The deal struck between Yahoo and Microsoft will see Microsoft’s Bing-powered organic search results displayed in Yahoo searches whilst Yahoo’s Search Marketing program will control paid results in Bing. In essence, what it will mean is that Yahoo and Bing will have the same search results.
In Australia, Microsoft’s AdCenter program is not available, as Yahoo and Microsoft already have a deal that allows paid search placements on Microsoft search networks (Bing, NineMSN, Live, etc) to be controlled using Yahoo’s Search Marketing system. This means that in Australia, the deal does not have as major ramifications to the search engine landscape as it does in other countries around the world.
In Australia, the only real change will be in Yahoo’s organic search results, which will now be powered by Bing.
To have an idea about the implications of the ACCC’s decision, it’s important to understand that in markets where there exists an oligopoly (only a small number of firms controlling a large portion of the market), the ACCC will often step in to oppose the big players merging or striking arrangements that could hamper competition.
However, in this case, the ACCC found that the deal would be unlikely to reduce competition because:
- Microsoft and Yahoo already have a deal in Australia with paid search ads. Currently, ads on Bing are already controlled through Yahoo’s Search Marketing program in Australia, meaning the new deal did not present as much of a change to the way Australians are presented with search results when compared with the rest of the world.
- Yahoo and Microsoft’s current market share was so insignificant when compared to Google’s, the deal is unlikely to result in any additional market power.
- The deal is unlikely to reduce innovation in the search engine industry.
The ACCC’s ruling, whilst a good result for Microsoft and Yahoo, is also a bit of a back-hander, because it essentially means the ACCC considers the multi-billion dollar companies of Microsoft and Yahoo small players in the industry, and not big enough to be able to obtain any market power.
But despite the deal, Google is unlikely to be worried.
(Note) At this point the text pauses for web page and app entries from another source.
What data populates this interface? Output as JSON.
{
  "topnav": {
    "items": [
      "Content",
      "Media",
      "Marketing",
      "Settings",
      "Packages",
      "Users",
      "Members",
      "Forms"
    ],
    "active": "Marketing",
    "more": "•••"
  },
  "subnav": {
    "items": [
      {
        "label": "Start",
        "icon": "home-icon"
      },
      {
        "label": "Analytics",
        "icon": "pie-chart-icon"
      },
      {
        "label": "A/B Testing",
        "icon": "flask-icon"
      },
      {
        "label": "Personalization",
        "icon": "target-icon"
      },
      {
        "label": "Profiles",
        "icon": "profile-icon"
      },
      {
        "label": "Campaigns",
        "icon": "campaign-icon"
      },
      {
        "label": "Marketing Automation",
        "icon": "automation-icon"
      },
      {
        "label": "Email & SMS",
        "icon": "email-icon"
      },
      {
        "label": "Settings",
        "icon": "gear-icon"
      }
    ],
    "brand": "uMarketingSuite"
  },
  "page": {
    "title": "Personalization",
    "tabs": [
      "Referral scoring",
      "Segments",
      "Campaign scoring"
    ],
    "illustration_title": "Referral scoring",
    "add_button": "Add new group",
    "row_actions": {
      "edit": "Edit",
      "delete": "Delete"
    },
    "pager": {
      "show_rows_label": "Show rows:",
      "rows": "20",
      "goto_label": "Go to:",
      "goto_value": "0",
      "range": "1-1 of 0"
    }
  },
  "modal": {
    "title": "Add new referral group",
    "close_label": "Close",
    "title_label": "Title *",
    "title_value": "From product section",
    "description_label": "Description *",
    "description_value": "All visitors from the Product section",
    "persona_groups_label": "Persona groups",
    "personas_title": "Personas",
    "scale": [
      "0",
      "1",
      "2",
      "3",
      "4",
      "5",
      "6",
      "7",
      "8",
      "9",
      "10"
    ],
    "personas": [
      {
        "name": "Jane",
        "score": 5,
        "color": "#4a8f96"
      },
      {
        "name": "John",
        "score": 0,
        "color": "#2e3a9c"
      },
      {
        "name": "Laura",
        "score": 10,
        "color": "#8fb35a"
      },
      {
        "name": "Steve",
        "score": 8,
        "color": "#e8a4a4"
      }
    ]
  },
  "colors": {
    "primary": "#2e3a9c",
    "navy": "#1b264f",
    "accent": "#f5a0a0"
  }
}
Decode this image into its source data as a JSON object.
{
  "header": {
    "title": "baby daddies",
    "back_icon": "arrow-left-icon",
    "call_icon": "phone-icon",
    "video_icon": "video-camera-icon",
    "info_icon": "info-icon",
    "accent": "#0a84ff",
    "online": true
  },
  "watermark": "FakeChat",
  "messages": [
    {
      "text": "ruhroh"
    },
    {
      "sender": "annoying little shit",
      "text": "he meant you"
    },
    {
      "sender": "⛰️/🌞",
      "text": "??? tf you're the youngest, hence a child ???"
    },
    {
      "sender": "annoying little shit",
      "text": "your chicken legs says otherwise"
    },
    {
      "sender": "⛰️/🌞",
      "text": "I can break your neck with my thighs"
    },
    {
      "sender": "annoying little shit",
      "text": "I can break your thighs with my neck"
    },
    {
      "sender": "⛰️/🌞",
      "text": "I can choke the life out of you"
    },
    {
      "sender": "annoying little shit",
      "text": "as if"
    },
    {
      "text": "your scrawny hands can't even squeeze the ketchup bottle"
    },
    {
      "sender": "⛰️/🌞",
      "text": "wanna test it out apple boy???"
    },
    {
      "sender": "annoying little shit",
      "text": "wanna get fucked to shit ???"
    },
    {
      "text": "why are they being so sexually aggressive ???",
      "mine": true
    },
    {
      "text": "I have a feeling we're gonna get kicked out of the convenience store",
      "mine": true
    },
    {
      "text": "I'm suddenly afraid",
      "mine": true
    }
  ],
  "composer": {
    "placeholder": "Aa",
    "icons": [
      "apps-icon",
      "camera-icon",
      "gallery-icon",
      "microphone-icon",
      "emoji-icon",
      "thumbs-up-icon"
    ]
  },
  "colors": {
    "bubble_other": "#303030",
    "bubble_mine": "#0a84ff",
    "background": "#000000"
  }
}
Microsoft has spent millions on advertising Bing worldwide, yet despite this, has failed to grab any significant market share from Google.
As for whether Yahoo and Microsoft are now in a position to take on Google, I doubt it. Google’s massive paid search “cash cow” is funding an innovation program others can only dream of. Wisely, both Yahoo and Bing have realised the only way they can stop Google is take their search engine market share, hence dampening their massive advertising revenues.
However, this is a classic case of easier said than done.